[Opening Supplied material section]

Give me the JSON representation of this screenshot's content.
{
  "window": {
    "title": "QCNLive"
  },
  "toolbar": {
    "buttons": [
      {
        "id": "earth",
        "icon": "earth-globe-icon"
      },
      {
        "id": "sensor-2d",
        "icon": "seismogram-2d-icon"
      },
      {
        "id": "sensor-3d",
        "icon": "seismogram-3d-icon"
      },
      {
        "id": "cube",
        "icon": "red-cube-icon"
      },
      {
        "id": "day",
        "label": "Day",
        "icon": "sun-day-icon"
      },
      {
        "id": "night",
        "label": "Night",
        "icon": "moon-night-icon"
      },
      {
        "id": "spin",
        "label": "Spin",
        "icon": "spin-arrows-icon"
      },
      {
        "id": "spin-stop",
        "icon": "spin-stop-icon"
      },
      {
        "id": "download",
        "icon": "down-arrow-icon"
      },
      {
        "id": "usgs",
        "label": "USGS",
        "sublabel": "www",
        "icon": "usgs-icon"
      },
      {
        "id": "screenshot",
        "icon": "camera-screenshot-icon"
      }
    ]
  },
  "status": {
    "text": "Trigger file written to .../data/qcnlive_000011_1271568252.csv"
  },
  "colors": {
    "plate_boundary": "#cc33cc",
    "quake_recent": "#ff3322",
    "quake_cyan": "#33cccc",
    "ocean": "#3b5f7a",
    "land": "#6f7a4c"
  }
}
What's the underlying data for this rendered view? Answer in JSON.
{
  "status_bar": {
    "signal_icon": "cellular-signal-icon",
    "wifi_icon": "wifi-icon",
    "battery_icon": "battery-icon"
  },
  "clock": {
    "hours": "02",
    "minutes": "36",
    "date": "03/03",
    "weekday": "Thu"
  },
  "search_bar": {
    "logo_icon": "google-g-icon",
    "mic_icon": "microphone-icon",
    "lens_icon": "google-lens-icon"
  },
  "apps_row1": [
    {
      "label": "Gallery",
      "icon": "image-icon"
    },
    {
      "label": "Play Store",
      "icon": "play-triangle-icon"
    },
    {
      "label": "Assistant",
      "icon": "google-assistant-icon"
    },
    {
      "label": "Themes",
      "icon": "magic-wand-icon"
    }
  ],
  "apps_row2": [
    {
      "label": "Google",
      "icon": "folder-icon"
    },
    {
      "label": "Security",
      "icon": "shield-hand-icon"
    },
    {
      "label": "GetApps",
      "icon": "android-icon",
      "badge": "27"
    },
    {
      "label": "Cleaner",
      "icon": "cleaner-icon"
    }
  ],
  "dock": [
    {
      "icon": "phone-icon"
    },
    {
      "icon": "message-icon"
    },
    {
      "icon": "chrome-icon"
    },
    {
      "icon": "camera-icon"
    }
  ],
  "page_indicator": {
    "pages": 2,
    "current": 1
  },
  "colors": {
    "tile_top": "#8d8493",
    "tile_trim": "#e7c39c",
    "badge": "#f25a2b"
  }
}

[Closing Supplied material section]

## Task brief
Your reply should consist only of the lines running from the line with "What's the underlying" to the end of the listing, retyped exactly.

## Your solution
What's the underlying data for this rendered view? Answer in JSON.
{
  "status_bar": {
    "signal_icon": "cellular-signal-icon",
    "wifi_icon": "wifi-icon",
    "battery_icon": "battery-icon"
  },
  "clock": {
    "hours": "02",
    "minutes": "36",
    "date": "03/03",
    "weekday": "Thu"
  },
  "search_bar": {
    "logo_icon": "google-g-icon",
    "mic_icon": "microphone-icon",
    "lens_icon": "google-lens-icon"
  },
  "apps_row1": [
    {
      "label": "Gallery",
      "icon": "image-icon"
    },
    {
      "label": "Play Store",
      "icon": "play-triangle-icon"
    },
    {
      "label": "Assistant",
      "icon": "google-assistant-icon"
    },
    {
      "label": "Themes",
      "icon": "magic-wand-icon"
    }
  ],
  "apps_row2": [
    {
      "label": "Google",
      "icon": "folder-icon"
    },
    {
      "label": "Security",
      "icon": "shield-hand-icon"
    },
    {
      "label": "GetApps",
      "icon": "android-icon",
      "badge": "27"
    },
    {
      "label": "Cleaner",
      "icon": "cleaner-icon"
    }
  ],
  "dock": [
    {
      "icon": "phone-icon"
    },
    {
      "icon": "message-icon"
    },
    {
      "icon": "chrome-icon"
    },
    {
      "icon": "camera-icon"
    }
  ],
  "page_indicator": {
    "pages": 2,
    "current": 1
  },
  "colors": {
    "tile_top": "#8d8493",
    "tile_trim": "#e7c39c",
    "badge": "#f25a2b"
  }
}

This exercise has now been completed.